» **Assignment**:
For each line in the material below that holds "title", copy that line.

» **Dataset extract**:

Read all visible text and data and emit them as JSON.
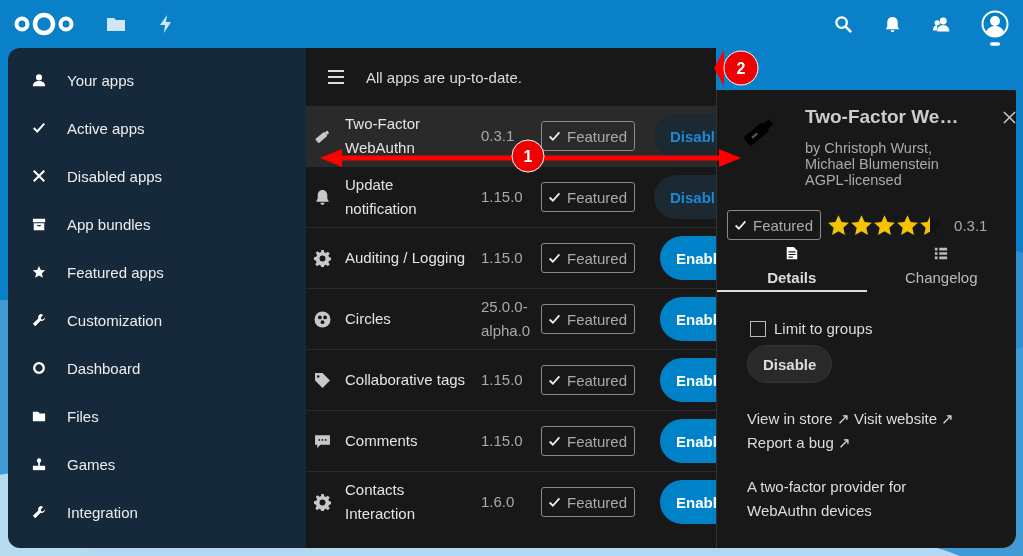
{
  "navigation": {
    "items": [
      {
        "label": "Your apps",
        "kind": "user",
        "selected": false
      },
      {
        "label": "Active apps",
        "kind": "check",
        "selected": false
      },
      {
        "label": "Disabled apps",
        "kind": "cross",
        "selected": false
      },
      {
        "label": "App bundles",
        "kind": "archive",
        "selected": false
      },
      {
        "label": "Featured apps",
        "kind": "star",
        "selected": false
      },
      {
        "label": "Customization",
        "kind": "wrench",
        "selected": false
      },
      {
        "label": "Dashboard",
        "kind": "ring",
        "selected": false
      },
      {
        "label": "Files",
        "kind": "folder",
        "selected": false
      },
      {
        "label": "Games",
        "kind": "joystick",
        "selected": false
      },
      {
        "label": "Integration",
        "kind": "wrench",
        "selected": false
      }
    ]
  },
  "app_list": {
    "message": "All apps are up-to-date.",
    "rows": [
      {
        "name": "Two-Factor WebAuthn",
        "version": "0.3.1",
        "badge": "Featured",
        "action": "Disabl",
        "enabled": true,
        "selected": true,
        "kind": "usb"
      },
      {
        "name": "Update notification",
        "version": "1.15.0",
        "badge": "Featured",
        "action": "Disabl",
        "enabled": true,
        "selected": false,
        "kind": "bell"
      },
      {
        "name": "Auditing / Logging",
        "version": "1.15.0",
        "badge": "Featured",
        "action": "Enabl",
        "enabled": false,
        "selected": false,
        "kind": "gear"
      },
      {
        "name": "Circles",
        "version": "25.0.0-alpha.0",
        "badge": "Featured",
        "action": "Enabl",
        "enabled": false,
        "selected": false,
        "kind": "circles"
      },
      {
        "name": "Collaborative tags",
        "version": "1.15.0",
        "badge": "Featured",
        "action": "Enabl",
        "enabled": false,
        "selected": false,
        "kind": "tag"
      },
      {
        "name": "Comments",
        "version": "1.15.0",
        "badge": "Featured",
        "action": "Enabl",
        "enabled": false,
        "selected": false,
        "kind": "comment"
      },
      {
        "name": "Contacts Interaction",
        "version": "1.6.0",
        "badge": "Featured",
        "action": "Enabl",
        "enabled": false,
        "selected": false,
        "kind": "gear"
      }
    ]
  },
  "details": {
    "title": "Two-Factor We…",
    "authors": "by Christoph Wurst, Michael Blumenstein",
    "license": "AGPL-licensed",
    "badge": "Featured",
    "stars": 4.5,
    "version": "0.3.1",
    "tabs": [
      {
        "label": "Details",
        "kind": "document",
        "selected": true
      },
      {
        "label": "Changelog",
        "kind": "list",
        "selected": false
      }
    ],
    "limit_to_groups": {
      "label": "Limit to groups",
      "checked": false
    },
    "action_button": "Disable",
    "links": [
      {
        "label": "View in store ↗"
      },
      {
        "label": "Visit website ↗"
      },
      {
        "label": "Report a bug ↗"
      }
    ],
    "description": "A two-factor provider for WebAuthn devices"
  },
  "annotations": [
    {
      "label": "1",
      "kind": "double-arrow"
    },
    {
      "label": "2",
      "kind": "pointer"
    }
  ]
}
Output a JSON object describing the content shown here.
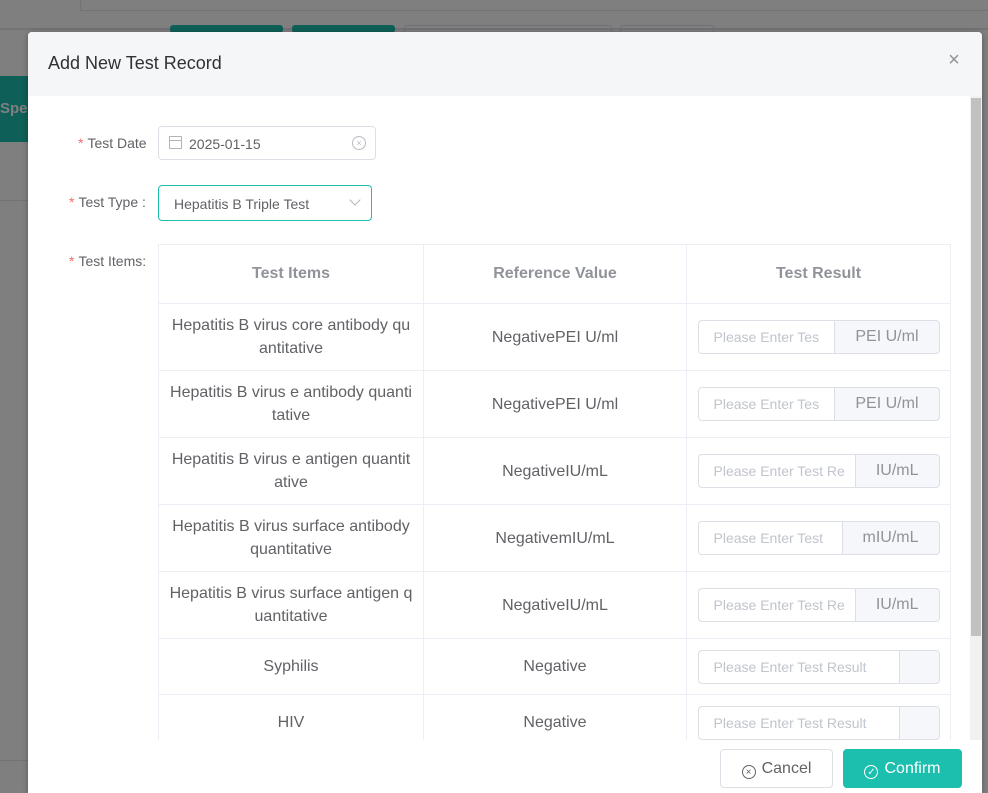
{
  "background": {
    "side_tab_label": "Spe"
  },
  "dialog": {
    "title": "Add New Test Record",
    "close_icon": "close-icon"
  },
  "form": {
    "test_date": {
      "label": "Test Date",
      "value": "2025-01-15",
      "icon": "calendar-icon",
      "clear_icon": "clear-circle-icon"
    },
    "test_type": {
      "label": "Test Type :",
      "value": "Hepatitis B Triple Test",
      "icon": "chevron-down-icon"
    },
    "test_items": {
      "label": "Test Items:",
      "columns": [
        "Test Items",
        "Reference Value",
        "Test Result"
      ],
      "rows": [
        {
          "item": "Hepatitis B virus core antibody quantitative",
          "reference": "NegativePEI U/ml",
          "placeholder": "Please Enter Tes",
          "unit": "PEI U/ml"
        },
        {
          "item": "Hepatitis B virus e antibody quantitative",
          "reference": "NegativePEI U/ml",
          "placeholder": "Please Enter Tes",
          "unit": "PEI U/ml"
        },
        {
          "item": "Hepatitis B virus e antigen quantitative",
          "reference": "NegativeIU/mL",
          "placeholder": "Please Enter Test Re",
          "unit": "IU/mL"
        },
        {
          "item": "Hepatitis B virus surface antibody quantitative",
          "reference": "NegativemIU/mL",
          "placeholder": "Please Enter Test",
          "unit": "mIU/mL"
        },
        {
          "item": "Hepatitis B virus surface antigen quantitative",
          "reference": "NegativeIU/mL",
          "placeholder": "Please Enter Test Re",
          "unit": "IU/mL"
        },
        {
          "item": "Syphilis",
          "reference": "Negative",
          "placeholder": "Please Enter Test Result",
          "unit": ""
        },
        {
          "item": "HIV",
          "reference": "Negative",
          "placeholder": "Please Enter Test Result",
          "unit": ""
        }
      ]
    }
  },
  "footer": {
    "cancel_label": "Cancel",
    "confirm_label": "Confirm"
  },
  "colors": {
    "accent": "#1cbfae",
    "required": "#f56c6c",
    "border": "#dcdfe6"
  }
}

» **Reply to the task**:
    "title": "Two-Factor We…",
    "title": "Add New Test Record",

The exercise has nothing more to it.